Vigilante heroes apparently hadn't thought up the idea of face masks or costumes in 1931, so Winslow must depend on his natural speed and stealth not to get caught. Winslow does have a catchy name, however: "The Reckoner," which he has scrawled on little calling cards (next to a drawing of the Scales of Justice, naturally) that he drops at the scenes of his crimes. The Reckoner also has two handy assistants: a sweet but simple brawler named Doc (Paul Hurst) and The Reckoner's own answer to Alfred the butler, the erudite Professor (Boris Karloff, whose iconic turn in Frankenstein would be released three short months after this film). Together, this dynamic trio (mmm... doesn't quite have the same ring) work their way through a series of crooked bankers, robbing them of their stashed papers, looking to compile evidence to clear the name of Eugene Gerry (Emmett King), who was set up as the fall guy for a massive embezzlement that leaves him facing a potential stretch of twenty years in prison.
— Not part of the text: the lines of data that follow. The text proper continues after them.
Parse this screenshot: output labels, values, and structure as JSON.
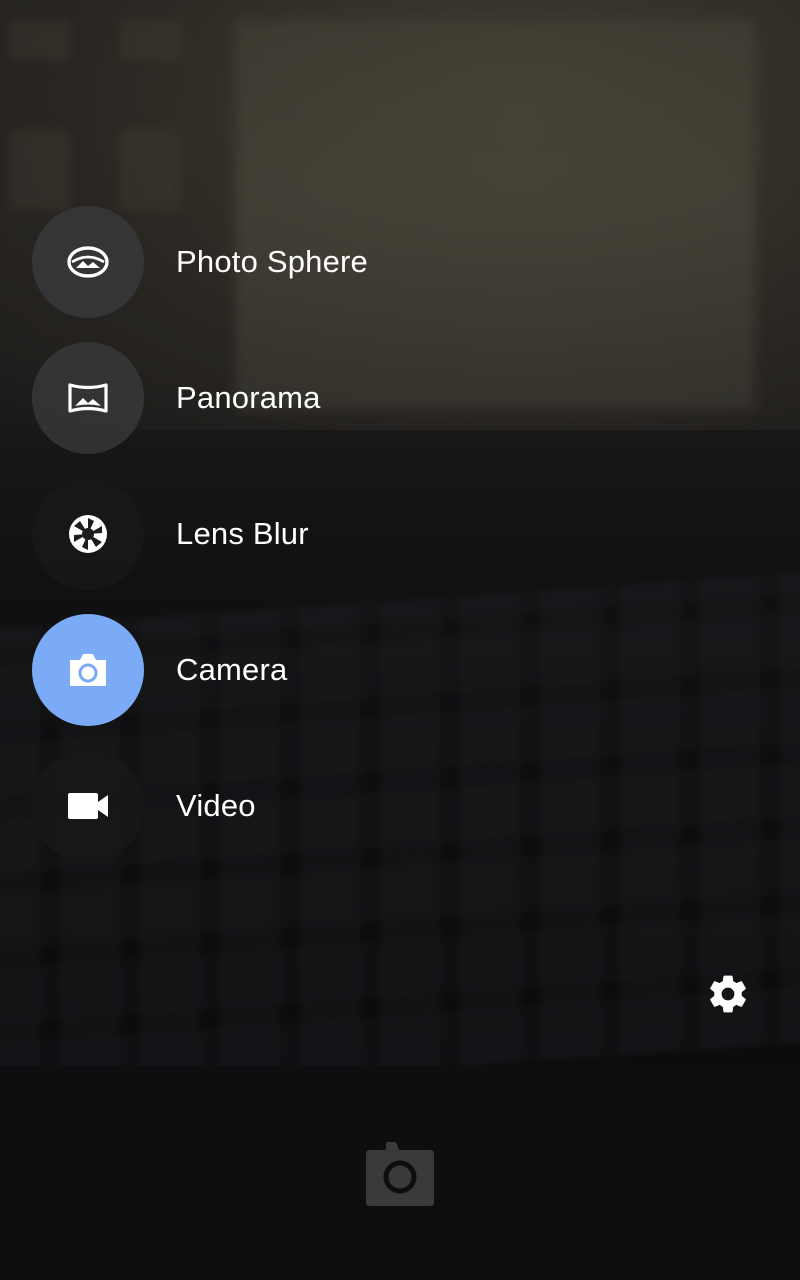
{
  "modes": [
    {
      "label": "Photo Sphere",
      "icon": "photo-sphere-icon",
      "active": false
    },
    {
      "label": "Panorama",
      "icon": "panorama-icon",
      "active": false
    },
    {
      "label": "Lens Blur",
      "icon": "lens-blur-icon",
      "active": false
    },
    {
      "label": "Camera",
      "icon": "camera-icon",
      "active": true
    },
    {
      "label": "Video",
      "icon": "video-icon",
      "active": false
    }
  ],
  "settings": {
    "icon": "gear-icon"
  },
  "shutter": {
    "icon": "camera-icon"
  },
  "colors": {
    "active_mode": "#7baaf7",
    "label_text": "#ffffff",
    "bottom_bar": "#0e0e10",
    "shutter_icon": "#3a3a3c"
  }
}
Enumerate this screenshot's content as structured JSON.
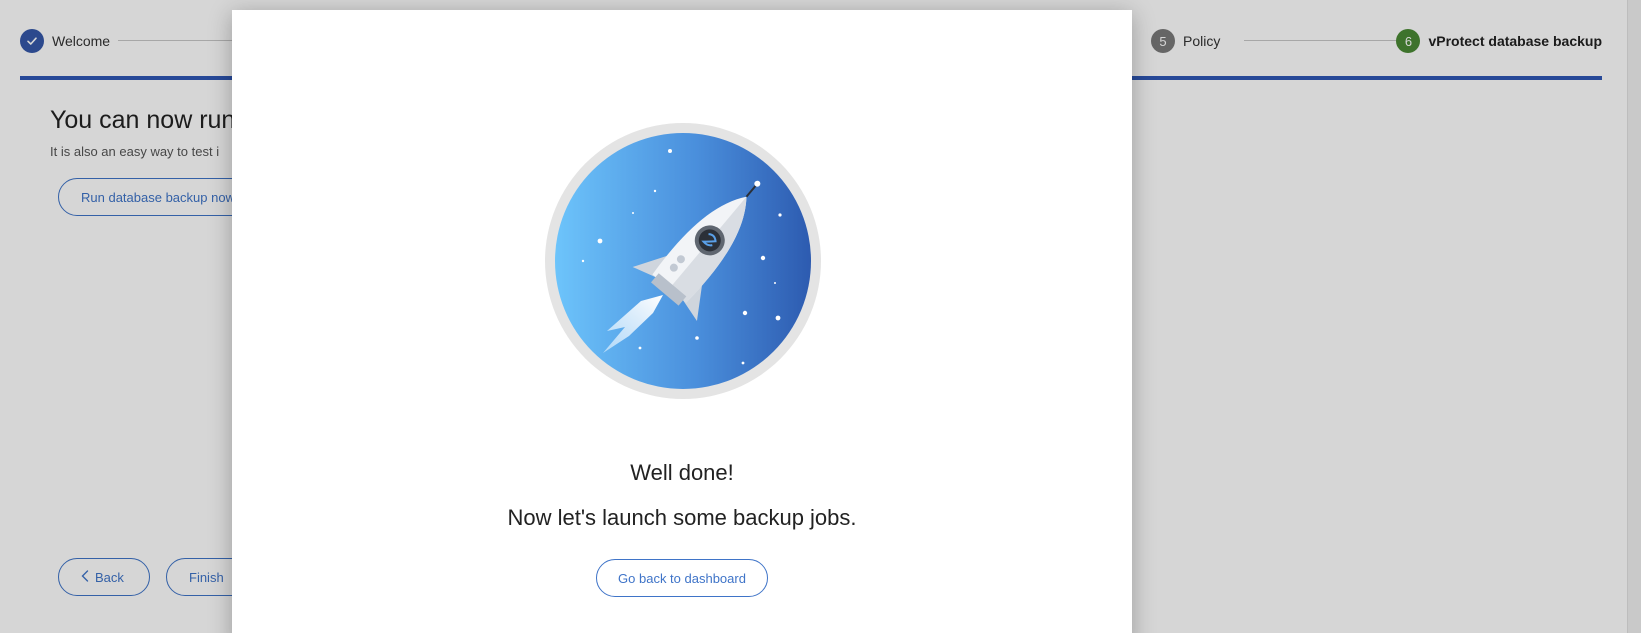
{
  "stepper": {
    "steps": [
      {
        "number": "",
        "label": "Welcome",
        "state": "completed",
        "color": "#3558a8"
      },
      {
        "number": "5",
        "label": "Policy",
        "state": "pending",
        "color": "#7a7a7a"
      },
      {
        "number": "6",
        "label": "vProtect database backup",
        "state": "active",
        "color": "#4b8a35"
      }
    ],
    "accent_color": "#2f57b5"
  },
  "background": {
    "heading": "You can now run",
    "subtext": "It is also an easy way to test i",
    "run_button": "Run database backup now",
    "back_button": "Back",
    "finish_button": "Finish"
  },
  "modal": {
    "illustration": "rocket-illustration",
    "title": "Well done!",
    "subtitle": "Now let's launch some backup jobs.",
    "dashboard_button": "Go back to dashboard"
  },
  "icons": {
    "check": "check-icon",
    "chevron_left": "chevron-left-icon",
    "rocket": "rocket-icon"
  }
}
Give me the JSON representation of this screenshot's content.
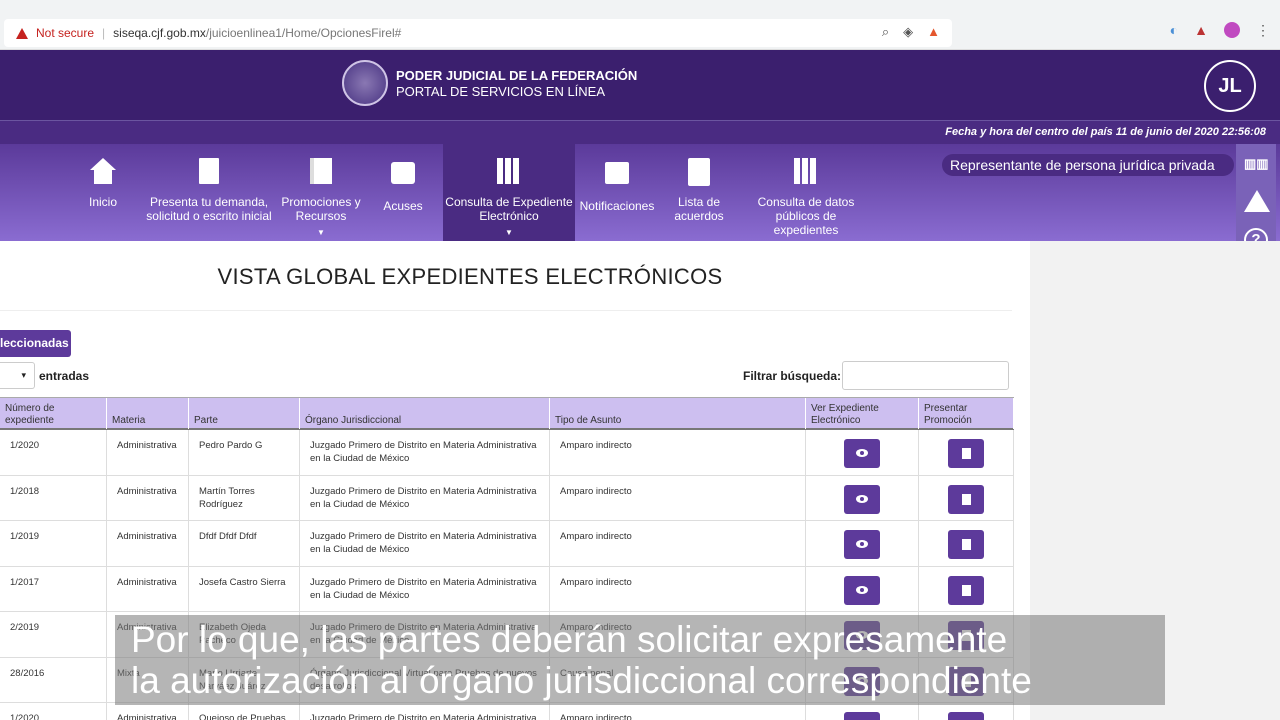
{
  "browser": {
    "not_secure": "Not secure",
    "url_host": "siseqa.cjf.gob.mx",
    "url_path": "/juicioenlinea1/Home/OpcionesFirel#"
  },
  "header": {
    "title_line1": "PODER JUDICIAL DE LA FEDERACIÓN",
    "title_line2": "PORTAL DE SERVICIOS EN LÍNEA",
    "avatar_initials": "JL",
    "datetime": "Fecha y hora del centro del país 11 de junio del 2020 22:56:08"
  },
  "nav": {
    "items": [
      {
        "label": "Inicio",
        "icon": "home-icon"
      },
      {
        "label": "Presenta tu demanda, solicitud o escrito inicial",
        "icon": "document-icon"
      },
      {
        "label": "Promociones y Recursos",
        "icon": "book-icon"
      },
      {
        "label": "Acuses",
        "icon": "printer-icon"
      },
      {
        "label": "Consulta de Expediente Electrónico",
        "icon": "binders-icon"
      },
      {
        "label": "Notificaciones",
        "icon": "mail-icon"
      },
      {
        "label": "Lista de acuerdos",
        "icon": "list-icon"
      },
      {
        "label": "Consulta de datos públicos de expedientes",
        "icon": "binders-icon"
      }
    ],
    "role": "Representante de persona jurídica privada"
  },
  "main": {
    "title": "VISTA GLOBAL EXPEDIENTES ELECTRÓNICOS",
    "selected_button": "leccionadas",
    "entries_label": "entradas",
    "filter_label": "Filtrar búsqueda:",
    "filter_value": ""
  },
  "table": {
    "headers": [
      "Número de expediente",
      "Materia",
      "Parte",
      "Órgano Jurisdiccional",
      "Tipo de Asunto",
      "Ver Expediente Electrónico",
      "Presentar Promoción"
    ],
    "rows": [
      {
        "numero": "1/2020",
        "materia": "Administrativa",
        "parte": "Pedro Pardo G",
        "organo": "Juzgado Primero de Distrito en Materia Administrativa en la Ciudad de México",
        "tipo": "Amparo indirecto"
      },
      {
        "numero": "1/2018",
        "materia": "Administrativa",
        "parte": "Martín Torres Rodríguez",
        "organo": "Juzgado Primero de Distrito en Materia Administrativa en la Ciudad de México",
        "tipo": "Amparo indirecto"
      },
      {
        "numero": "1/2019",
        "materia": "Administrativa",
        "parte": "Dfdf Dfdf Dfdf",
        "organo": "Juzgado Primero de Distrito en Materia Administrativa en la Ciudad de México",
        "tipo": "Amparo indirecto"
      },
      {
        "numero": "1/2017",
        "materia": "Administrativa",
        "parte": "Josefa Castro Sierra",
        "organo": "Juzgado Primero de Distrito en Materia Administrativa en la Ciudad de México",
        "tipo": "Amparo indirecto"
      },
      {
        "numero": "2/2019",
        "materia": "Administrativa",
        "parte": "Elizabeth Ojeda Pacheco",
        "organo": "Juzgado Primero de Distrito en Materia Administrativa en la Ciudad de México",
        "tipo": "Amparo indirecto"
      },
      {
        "numero": "28/2016",
        "materia": "Mixta",
        "parte": "Mario Urriarte Narváez Juárez",
        "organo": "Órgano Jurisdiccional Virtual para Pruebas de nuevos desarrollos",
        "tipo": "Causa penal"
      },
      {
        "numero": "1/2020",
        "materia": "Administrativa",
        "parte": "Quejoso de Pruebas",
        "organo": "Juzgado Primero de Distrito en Materia Administrativa",
        "tipo": "Amparo indirecto"
      }
    ]
  },
  "subtitle": {
    "line1": "Por lo que, las partes deberán solicitar expresamente",
    "line2": "la autorización al órgano jurisdiccional correspondiente"
  }
}
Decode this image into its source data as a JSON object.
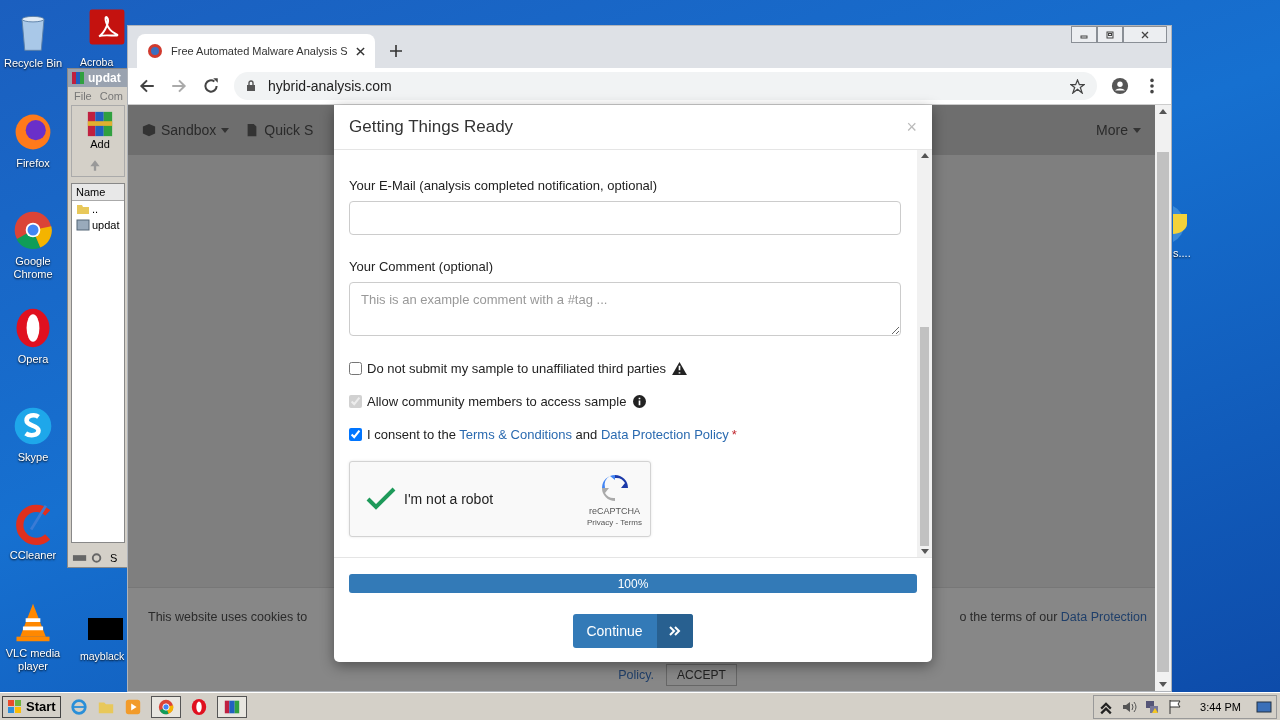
{
  "desktop_icons": [
    {
      "label": "Recycle Bin"
    },
    {
      "label": "Firefox"
    },
    {
      "label": "Google Chrome"
    },
    {
      "label": "Opera"
    },
    {
      "label": "Skype"
    },
    {
      "label": "CCleaner"
    },
    {
      "label": "VLC media player"
    }
  ],
  "desktop_icons_2": [
    {
      "label": "Acroba"
    },
    {
      "label": "mayblack"
    },
    {
      "label": "s...."
    }
  ],
  "winrar": {
    "title": "updat",
    "menu": [
      "File",
      "Com"
    ],
    "toolbar_button": "Add",
    "column": "Name",
    "rows": [
      "..",
      "updat"
    ],
    "status": "S"
  },
  "browser": {
    "tab_title": "Free Automated Malware Analysis S",
    "url": "hybrid-analysis.com"
  },
  "page": {
    "nav": [
      {
        "label": "Sandbox"
      },
      {
        "label": "Quick S"
      },
      {
        "label": "More"
      }
    ],
    "cookie_notice": {
      "text_left": "This website uses cookies to",
      "text_right": "o the terms of our",
      "link": "Data Protection",
      "link_2": "Policy.",
      "button": "ACCEPT"
    }
  },
  "modal": {
    "title": "Getting Things Ready",
    "close": "×",
    "email": {
      "label": "Your E-Mail (analysis completed notification, optional)"
    },
    "comment": {
      "label": "Your Comment (optional)",
      "placeholder": "This is an example comment with a #tag ..."
    },
    "options": [
      {
        "label": "Do not submit my sample to unaffiliated third parties",
        "checked": false,
        "disabled": false
      },
      {
        "label": "Allow community members to access sample",
        "checked": true,
        "disabled": true
      }
    ],
    "consent": {
      "checked": true,
      "prefix": "I consent to the",
      "link": "Terms & Conditions",
      "middle": "and",
      "link_2": "Data Protection Policy",
      "required": "*"
    },
    "captcha": {
      "label": "I'm not a robot",
      "checked": true,
      "brand": "reCAPTCHA",
      "links": "Privacy - Terms"
    },
    "progress": {
      "level": 1,
      "reading": "100%"
    },
    "button": "Continue"
  },
  "taskbar": {
    "start": "Start",
    "clock": "3:44 PM"
  }
}
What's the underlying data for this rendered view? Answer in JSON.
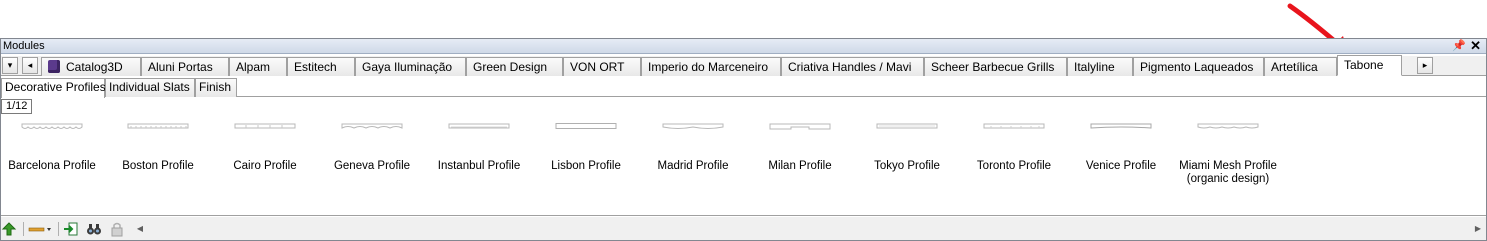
{
  "window": {
    "title": "Modules",
    "pin_glyph": "⭍",
    "close_glyph": "✕"
  },
  "tabs": {
    "nav_down": "▾",
    "nav_left": "◂",
    "nav_right": "▸",
    "items": [
      {
        "label": "Catalog3D",
        "icon": "purple-cube-icon"
      },
      {
        "label": "Aluni Portas"
      },
      {
        "label": "Alpam"
      },
      {
        "label": "Estitech"
      },
      {
        "label": "Gaya Iluminação"
      },
      {
        "label": "Green Design"
      },
      {
        "label": "VON ORT"
      },
      {
        "label": "Imperio do Marceneiro"
      },
      {
        "label": "Criativa Handles / Mavi"
      },
      {
        "label": "Scheer Barbecue Grills"
      },
      {
        "label": "Italyline"
      },
      {
        "label": "Pigmento Laqueados"
      },
      {
        "label": "Artetílica"
      },
      {
        "label": "Tabone",
        "active": true
      }
    ]
  },
  "subtabs": [
    {
      "label": "Decorative Profiles",
      "active": true
    },
    {
      "label": "Individual Slats"
    },
    {
      "label": "Finish"
    }
  ],
  "pager": "1/12",
  "profiles": [
    {
      "label": "Barcelona Profile",
      "icon": "profile-barcelona-icon"
    },
    {
      "label": "Boston Profile",
      "icon": "profile-boston-icon"
    },
    {
      "label": "Cairo Profile",
      "icon": "profile-cairo-icon"
    },
    {
      "label": "Geneva Profile",
      "icon": "profile-geneva-icon"
    },
    {
      "label": "Instanbul Profile",
      "icon": "profile-instanbul-icon"
    },
    {
      "label": "Lisbon Profile",
      "icon": "profile-lisbon-icon"
    },
    {
      "label": "Madrid Profile",
      "icon": "profile-madrid-icon"
    },
    {
      "label": "Milan Profile",
      "icon": "profile-milan-icon"
    },
    {
      "label": "Tokyo Profile",
      "icon": "profile-tokyo-icon"
    },
    {
      "label": "Toronto Profile",
      "icon": "profile-toronto-icon"
    },
    {
      "label": "Venice Profile",
      "icon": "profile-venice-icon"
    },
    {
      "label": "Miami Mesh Profile",
      "label2": "(organic design)",
      "icon": "profile-miami-icon"
    }
  ],
  "toolbar": {
    "icons": [
      "upload-green-icon",
      "line-style-dropdown-icon",
      "import-icon",
      "binoculars-icon",
      "lock-icon"
    ]
  },
  "colors": {
    "annotation_arrow": "#e8141c",
    "cube": "#5b3a8c"
  }
}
Unlike Bruce Wayne, Winslow does not have a tortured past that inspires him to right wrongs. Instead, he is motivated by love: he wants to marry Eugene Gerry's daughter, Barbara (Shirley Grey). As is so often the case, their courtship is not completely smooth. Even though Winslow is considerate enough to rescue the Gerry family's heirlooms from auction, Barbara feels like Winslow treats her too much like a child. One amusing scene has Winslow turning to the Professor and Doc for love advice; it concludes with Winslow and the Professor trading lines of poetry while Doc chows on a big hunk of cheese.

First-time director J. Walter Ruben pulls off a handful of thrilling setpieces where The Reckoner and his partners sneak into heavily guarded mansions to get the documents they need. He also manages to keep the talky scenes moving at a good clip, despite some stilted performances throughout the ensemble. Dix -- who frequently gets knocked for his dated performance style in Cimarron -- acquits himself quite well here. He seems fairly laid back and even manages to score some unexpected laughs from a few intentionally awkward exchanges.

The Public Defender is a pulpy charmer that's worth checking out for fans of classic detective stories and early superhero comics.

The DVD
The Public Defender is available through the Warner Archive Collection of manufactured-on-demand DVD-Rs.

The Video:
The bad news is that the film materials used for the standard 1.33:1 transfer are heavy with dirt and white specks, with some scratches and even some splices to boot. The good news is that overall the picture is stable, with nuanced contrast and inky blacks. Detail level fluctuates, but is fairly good overall. I also spotted no digital artifacts or other major compression issues.

The Audio:
Like the video, the Dolby 2.0 mono audio definitely shows its age. The sound is boxy overall, with noticeable hiss and some occasional pops. That said, I never had difficulty understanding any of the dialogue.

Special Features:
None.

Final Thoughts:
He doesn't have the gadgets of Batman, the supernatural powers of the Shadow, the law enforcement training of The Spirit, or the elaborate mythos of The Phantom, and yet The Reckoner's minor adventure presented here will probably hit the spot for fans of those classic characters. Recommended.

Justin Remer is a frequent wearer of beards. He directed a folk-rock documentary called Making Lovers & Dollars, which is now streaming. He also can found be found online reading short stories and rambling about pop music.

Buy from Amazon.com

C O N T E N T

V I D E O

A U D I O

E X T R A S

R E P L A Y

A D V I C E
Recommended

E - M A I L
this review to a friend
Popular Reviews
1. National Lampoon Movie Madness aka National Lampoon Goes to the Movies
2. Onibaba The Criterion Collection


Sponsored Links
Sponsored Links